(Data records)
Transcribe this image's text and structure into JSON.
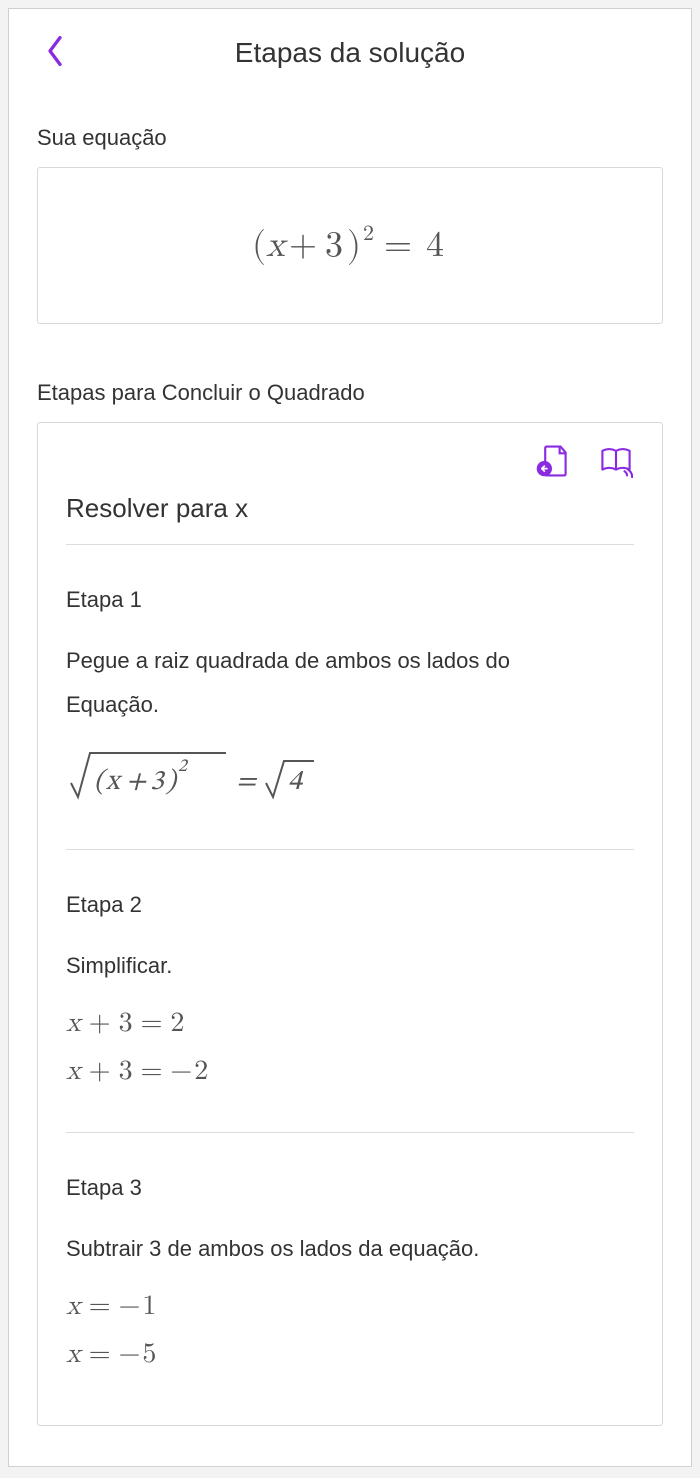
{
  "header": {
    "title": "Etapas da solução"
  },
  "section_equation_label": "Sua equação",
  "equation": {
    "lhs_base": "(x + 3)",
    "lhs_exp": "2",
    "op": "=",
    "rhs": "4",
    "full": "(x + 3)^2 = 4"
  },
  "section_steps_label": "Etapas para Concluir o Quadrado",
  "solve_title": "Resolver para x",
  "steps": [
    {
      "label": "Etapa 1",
      "description_line1": "Pegue a raiz quadrada de ambos os lados do",
      "description_line2": "Equação.",
      "math": [
        "√((x + 3)^2) = √4"
      ]
    },
    {
      "label": "Etapa 2",
      "description_line1": "Simplificar.",
      "math": [
        "x + 3 = 2",
        "x + 3 = -2"
      ]
    },
    {
      "label": "Etapa 3",
      "description_line1": "Subtrair 3 de ambos os lados da equação.",
      "math": [
        "x = -1",
        "x = -5"
      ]
    }
  ],
  "icons": {
    "back": "chevron-left-icon",
    "insert_page": "page-insert-icon",
    "read_aloud": "book-audio-icon"
  },
  "accent_color": "#8a2be2"
}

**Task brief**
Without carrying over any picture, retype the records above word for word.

**Completed exercise**
Transcribe this image's text and structure into JSON.
{
  "header": {
    "title": "Etapas da solução"
  },
  "section_equation_label": "Sua equação",
  "equation": {
    "lhs_base": "(x + 3)",
    "lhs_exp": "2",
    "op": "=",
    "rhs": "4",
    "full": "(x + 3)^2 = 4"
  },
  "section_steps_label": "Etapas para Concluir o Quadrado",
  "solve_title": "Resolver para x",
  "steps": [
    {
      "label": "Etapa 1",
      "description_line1": "Pegue a raiz quadrada de ambos os lados do",
      "description_line2": "Equação.",
      "math": [
        "√((x + 3)^2) = √4"
      ]
    },
    {
      "label": "Etapa 2",
      "description_line1": "Simplificar.",
      "math": [
        "x + 3 = 2",
        "x + 3 = -2"
      ]
    },
    {
      "label": "Etapa 3",
      "description_line1": "Subtrair 3 de ambos os lados da equação.",
      "math": [
        "x = -1",
        "x = -5"
      ]
    }
  ],
  "icons": {
    "back": "chevron-left-icon",
    "insert_page": "page-insert-icon",
    "read_aloud": "book-audio-icon"
  },
  "accent_color": "#8a2be2"
}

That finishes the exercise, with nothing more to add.